== Segment start ==

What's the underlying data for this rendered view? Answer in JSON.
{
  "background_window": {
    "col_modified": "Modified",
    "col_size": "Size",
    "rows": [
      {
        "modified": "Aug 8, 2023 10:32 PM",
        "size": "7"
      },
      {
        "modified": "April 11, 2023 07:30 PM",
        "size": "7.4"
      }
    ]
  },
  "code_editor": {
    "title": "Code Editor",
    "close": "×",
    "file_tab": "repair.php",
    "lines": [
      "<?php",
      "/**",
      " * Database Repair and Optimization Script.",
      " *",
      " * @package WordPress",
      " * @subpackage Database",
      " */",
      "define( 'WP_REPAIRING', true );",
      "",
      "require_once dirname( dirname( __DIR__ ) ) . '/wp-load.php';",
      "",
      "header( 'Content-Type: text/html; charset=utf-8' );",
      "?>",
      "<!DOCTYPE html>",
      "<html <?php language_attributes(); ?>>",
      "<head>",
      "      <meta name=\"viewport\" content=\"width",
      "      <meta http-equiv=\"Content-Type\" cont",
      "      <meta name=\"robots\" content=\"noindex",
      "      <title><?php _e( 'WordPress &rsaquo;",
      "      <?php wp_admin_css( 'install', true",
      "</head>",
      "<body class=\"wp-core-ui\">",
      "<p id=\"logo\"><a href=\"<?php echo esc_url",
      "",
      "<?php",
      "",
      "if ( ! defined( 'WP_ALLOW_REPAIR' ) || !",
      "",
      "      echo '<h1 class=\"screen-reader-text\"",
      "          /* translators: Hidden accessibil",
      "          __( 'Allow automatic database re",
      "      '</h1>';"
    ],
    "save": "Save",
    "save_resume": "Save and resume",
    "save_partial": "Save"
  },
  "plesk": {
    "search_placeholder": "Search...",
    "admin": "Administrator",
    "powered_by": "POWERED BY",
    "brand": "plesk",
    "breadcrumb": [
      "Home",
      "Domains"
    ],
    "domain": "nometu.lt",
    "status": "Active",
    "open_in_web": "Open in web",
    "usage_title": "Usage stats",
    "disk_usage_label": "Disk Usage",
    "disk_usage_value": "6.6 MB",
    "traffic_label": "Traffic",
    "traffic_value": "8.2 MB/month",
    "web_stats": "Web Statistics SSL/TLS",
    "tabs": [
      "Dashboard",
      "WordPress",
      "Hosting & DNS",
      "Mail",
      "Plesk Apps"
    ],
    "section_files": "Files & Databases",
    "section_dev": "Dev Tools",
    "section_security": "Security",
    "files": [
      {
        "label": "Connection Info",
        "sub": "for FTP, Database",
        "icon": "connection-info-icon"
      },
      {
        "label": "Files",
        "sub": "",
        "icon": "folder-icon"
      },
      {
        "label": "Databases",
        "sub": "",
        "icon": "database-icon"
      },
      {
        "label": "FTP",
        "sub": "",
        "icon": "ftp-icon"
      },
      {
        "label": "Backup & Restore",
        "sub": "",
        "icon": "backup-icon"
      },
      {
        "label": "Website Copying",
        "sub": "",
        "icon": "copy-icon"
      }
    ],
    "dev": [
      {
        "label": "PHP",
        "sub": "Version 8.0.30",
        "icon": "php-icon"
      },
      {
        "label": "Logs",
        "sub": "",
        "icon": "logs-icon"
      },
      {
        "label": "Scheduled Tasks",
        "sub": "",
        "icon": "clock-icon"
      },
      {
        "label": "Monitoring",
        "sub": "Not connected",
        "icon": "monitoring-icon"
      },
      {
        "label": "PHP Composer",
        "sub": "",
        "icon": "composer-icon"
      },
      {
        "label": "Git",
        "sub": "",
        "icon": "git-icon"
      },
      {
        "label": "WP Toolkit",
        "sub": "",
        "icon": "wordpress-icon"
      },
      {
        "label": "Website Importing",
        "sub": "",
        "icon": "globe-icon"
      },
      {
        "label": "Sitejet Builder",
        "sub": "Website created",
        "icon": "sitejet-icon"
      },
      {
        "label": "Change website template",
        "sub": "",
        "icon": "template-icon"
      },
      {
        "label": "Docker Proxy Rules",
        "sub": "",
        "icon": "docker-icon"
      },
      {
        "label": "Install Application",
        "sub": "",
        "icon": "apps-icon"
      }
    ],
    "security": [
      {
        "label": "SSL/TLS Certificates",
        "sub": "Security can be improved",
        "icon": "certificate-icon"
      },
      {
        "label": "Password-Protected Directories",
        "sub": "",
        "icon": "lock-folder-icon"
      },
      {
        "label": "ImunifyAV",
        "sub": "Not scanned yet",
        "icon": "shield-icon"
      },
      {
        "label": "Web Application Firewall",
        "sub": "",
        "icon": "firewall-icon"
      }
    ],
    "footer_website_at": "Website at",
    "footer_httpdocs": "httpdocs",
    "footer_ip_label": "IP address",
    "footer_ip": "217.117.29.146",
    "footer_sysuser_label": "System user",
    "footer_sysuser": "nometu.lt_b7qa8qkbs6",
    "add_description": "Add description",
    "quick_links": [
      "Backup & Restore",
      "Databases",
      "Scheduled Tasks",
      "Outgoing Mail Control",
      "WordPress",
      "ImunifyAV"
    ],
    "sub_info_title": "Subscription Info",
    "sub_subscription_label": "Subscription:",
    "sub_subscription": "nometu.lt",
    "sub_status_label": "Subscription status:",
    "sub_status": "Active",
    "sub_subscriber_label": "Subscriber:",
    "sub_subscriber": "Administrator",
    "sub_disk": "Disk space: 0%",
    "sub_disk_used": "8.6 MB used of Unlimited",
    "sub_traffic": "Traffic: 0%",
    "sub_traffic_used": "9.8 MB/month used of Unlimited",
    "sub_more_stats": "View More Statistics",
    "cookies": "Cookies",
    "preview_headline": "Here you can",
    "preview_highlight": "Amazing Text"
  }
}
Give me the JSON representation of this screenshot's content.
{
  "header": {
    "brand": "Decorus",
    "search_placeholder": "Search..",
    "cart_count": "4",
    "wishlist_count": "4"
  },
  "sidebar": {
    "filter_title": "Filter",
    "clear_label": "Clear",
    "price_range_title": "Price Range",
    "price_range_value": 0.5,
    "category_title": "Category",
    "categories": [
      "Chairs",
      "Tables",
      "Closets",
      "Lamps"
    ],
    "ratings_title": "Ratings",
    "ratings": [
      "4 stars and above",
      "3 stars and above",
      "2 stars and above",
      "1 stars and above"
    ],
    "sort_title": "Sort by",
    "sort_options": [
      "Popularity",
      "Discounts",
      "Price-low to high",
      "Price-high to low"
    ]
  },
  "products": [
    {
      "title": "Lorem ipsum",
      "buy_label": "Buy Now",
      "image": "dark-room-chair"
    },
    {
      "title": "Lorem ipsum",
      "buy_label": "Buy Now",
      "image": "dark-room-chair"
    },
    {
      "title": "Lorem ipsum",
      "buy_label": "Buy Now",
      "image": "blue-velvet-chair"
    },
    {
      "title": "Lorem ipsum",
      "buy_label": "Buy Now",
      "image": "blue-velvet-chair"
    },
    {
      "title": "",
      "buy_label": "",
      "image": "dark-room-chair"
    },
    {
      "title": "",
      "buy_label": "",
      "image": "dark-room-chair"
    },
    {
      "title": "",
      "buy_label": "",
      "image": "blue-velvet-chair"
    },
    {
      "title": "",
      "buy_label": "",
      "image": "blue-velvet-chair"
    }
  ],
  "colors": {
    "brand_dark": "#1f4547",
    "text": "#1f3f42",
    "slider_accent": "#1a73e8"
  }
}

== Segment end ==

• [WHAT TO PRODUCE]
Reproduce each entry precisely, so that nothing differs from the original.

• [ANSWER BELOW]
What's the underlying data for this rendered view? Answer in JSON.
{
  "background_window": {
    "col_modified": "Modified",
    "col_size": "Size",
    "rows": [
      {
        "modified": "Aug 8, 2023 10:32 PM",
        "size": "7"
      },
      {
        "modified": "April 11, 2023 07:30 PM",
        "size": "7.4"
      }
    ]
  },
  "code_editor": {
    "title": "Code Editor",
    "close": "×",
    "file_tab": "repair.php",
    "lines": [
      "<?php",
      "/**",
      " * Database Repair and Optimization Script.",
      " *",
      " * @package WordPress",
      " * @subpackage Database",
      " */",
      "define( 'WP_REPAIRING', true );",
      "",
      "require_once dirname( dirname( __DIR__ ) ) . '/wp-load.php';",
      "",
      "header( 'Content-Type: text/html; charset=utf-8' );",
      "?>",
      "<!DOCTYPE html>",
      "<html <?php language_attributes(); ?>>",
      "<head>",
      "      <meta name=\"viewport\" content=\"width",
      "      <meta http-equiv=\"Content-Type\" cont",
      "      <meta name=\"robots\" content=\"noindex",
      "      <title><?php _e( 'WordPress &rsaquo;",
      "      <?php wp_admin_css( 'install', true",
      "</head>",
      "<body class=\"wp-core-ui\">",
      "<p id=\"logo\"><a href=\"<?php echo esc_url",
      "",
      "<?php",
      "",
      "if ( ! defined( 'WP_ALLOW_REPAIR' ) || !",
      "",
      "      echo '<h1 class=\"screen-reader-text\"",
      "          /* translators: Hidden accessibil",
      "          __( 'Allow automatic database re",
      "      '</h1>';"
    ],
    "save": "Save",
    "save_resume": "Save and resume",
    "save_partial": "Save"
  },
  "plesk": {
    "search_placeholder": "Search...",
    "admin": "Administrator",
    "powered_by": "POWERED BY",
    "brand": "plesk",
    "breadcrumb": [
      "Home",
      "Domains"
    ],
    "domain": "nometu.lt",
    "status": "Active",
    "open_in_web": "Open in web",
    "usage_title": "Usage stats",
    "disk_usage_label": "Disk Usage",
    "disk_usage_value": "6.6 MB",
    "traffic_label": "Traffic",
    "traffic_value": "8.2 MB/month",
    "web_stats": "Web Statistics SSL/TLS",
    "tabs": [
      "Dashboard",
      "WordPress",
      "Hosting & DNS",
      "Mail",
      "Plesk Apps"
    ],
    "section_files": "Files & Databases",
    "section_dev": "Dev Tools",
    "section_security": "Security",
    "files": [
      {
        "label": "Connection Info",
        "sub": "for FTP, Database",
        "icon": "connection-info-icon"
      },
      {
        "label": "Files",
        "sub": "",
        "icon": "folder-icon"
      },
      {
        "label": "Databases",
        "sub": "",
        "icon": "database-icon"
      },
      {
        "label": "FTP",
        "sub": "",
        "icon": "ftp-icon"
      },
      {
        "label": "Backup & Restore",
        "sub": "",
        "icon": "backup-icon"
      },
      {
        "label": "Website Copying",
        "sub": "",
        "icon": "copy-icon"
      }
    ],
    "dev": [
      {
        "label": "PHP",
        "sub": "Version 8.0.30",
        "icon": "php-icon"
      },
      {
        "label": "Logs",
        "sub": "",
        "icon": "logs-icon"
      },
      {
        "label": "Scheduled Tasks",
        "sub": "",
        "icon": "clock-icon"
      },
      {
        "label": "Monitoring",
        "sub": "Not connected",
        "icon": "monitoring-icon"
      },
      {
        "label": "PHP Composer",
        "sub": "",
        "icon": "composer-icon"
      },
      {
        "label": "Git",
        "sub": "",
        "icon": "git-icon"
      },
      {
        "label": "WP Toolkit",
        "sub": "",
        "icon": "wordpress-icon"
      },
      {
        "label": "Website Importing",
        "sub": "",
        "icon": "globe-icon"
      },
      {
        "label": "Sitejet Builder",
        "sub": "Website created",
        "icon": "sitejet-icon"
      },
      {
        "label": "Change website template",
        "sub": "",
        "icon": "template-icon"
      },
      {
        "label": "Docker Proxy Rules",
        "sub": "",
        "icon": "docker-icon"
      },
      {
        "label": "Install Application",
        "sub": "",
        "icon": "apps-icon"
      }
    ],
    "security": [
      {
        "label": "SSL/TLS Certificates",
        "sub": "Security can be improved",
        "icon": "certificate-icon"
      },
      {
        "label": "Password-Protected Directories",
        "sub": "",
        "icon": "lock-folder-icon"
      },
      {
        "label": "ImunifyAV",
        "sub": "Not scanned yet",
        "icon": "shield-icon"
      },
      {
        "label": "Web Application Firewall",
        "sub": "",
        "icon": "firewall-icon"
      }
    ],
    "footer_website_at": "Website at",
    "footer_httpdocs": "httpdocs",
    "footer_ip_label": "IP address",
    "footer_ip": "217.117.29.146",
    "footer_sysuser_label": "System user",
    "footer_sysuser": "nometu.lt_b7qa8qkbs6",
    "add_description": "Add description",
    "quick_links": [
      "Backup & Restore",
      "Databases",
      "Scheduled Tasks",
      "Outgoing Mail Control",
      "WordPress",
      "ImunifyAV"
    ],
    "sub_info_title": "Subscription Info",
    "sub_subscription_label": "Subscription:",
    "sub_subscription": "nometu.lt",
    "sub_status_label": "Subscription status:",
    "sub_status": "Active",
    "sub_subscriber_label": "Subscriber:",
    "sub_subscriber": "Administrator",
    "sub_disk": "Disk space: 0%",
    "sub_disk_used": "8.6 MB used of Unlimited",
    "sub_traffic": "Traffic: 0%",
    "sub_traffic_used": "9.8 MB/month used of Unlimited",
    "sub_more_stats": "View More Statistics",
    "cookies": "Cookies",
    "preview_headline": "Here you can",
    "preview_highlight": "Amazing Text"
  }
}
Give me the JSON representation of this screenshot's content.
{
  "header": {
    "brand": "Decorus",
    "search_placeholder": "Search..",
    "cart_count": "4",
    "wishlist_count": "4"
  },
  "sidebar": {
    "filter_title": "Filter",
    "clear_label": "Clear",
    "price_range_title": "Price Range",
    "price_range_value": 0.5,
    "category_title": "Category",
    "categories": [
      "Chairs",
      "Tables",
      "Closets",
      "Lamps"
    ],
    "ratings_title": "Ratings",
    "ratings": [
      "4 stars and above",
      "3 stars and above",
      "2 stars and above",
      "1 stars and above"
    ],
    "sort_title": "Sort by",
    "sort_options": [
      "Popularity",
      "Discounts",
      "Price-low to high",
      "Price-high to low"
    ]
  },
  "products": [
    {
      "title": "Lorem ipsum",
      "buy_label": "Buy Now",
      "image": "dark-room-chair"
    },
    {
      "title": "Lorem ipsum",
      "buy_label": "Buy Now",
      "image": "dark-room-chair"
    },
    {
      "title": "Lorem ipsum",
      "buy_label": "Buy Now",
      "image": "blue-velvet-chair"
    },
    {
      "title": "Lorem ipsum",
      "buy_label": "Buy Now",
      "image": "blue-velvet-chair"
    },
    {
      "title": "",
      "buy_label": "",
      "image": "dark-room-chair"
    },
    {
      "title": "",
      "buy_label": "",
      "image": "dark-room-chair"
    },
    {
      "title": "",
      "buy_label": "",
      "image": "blue-velvet-chair"
    },
    {
      "title": "",
      "buy_label": "",
      "image": "blue-velvet-chair"
    }
  ],
  "colors": {
    "brand_dark": "#1f4547",
    "text": "#1f3f42",
    "slider_accent": "#1a73e8"
  }
}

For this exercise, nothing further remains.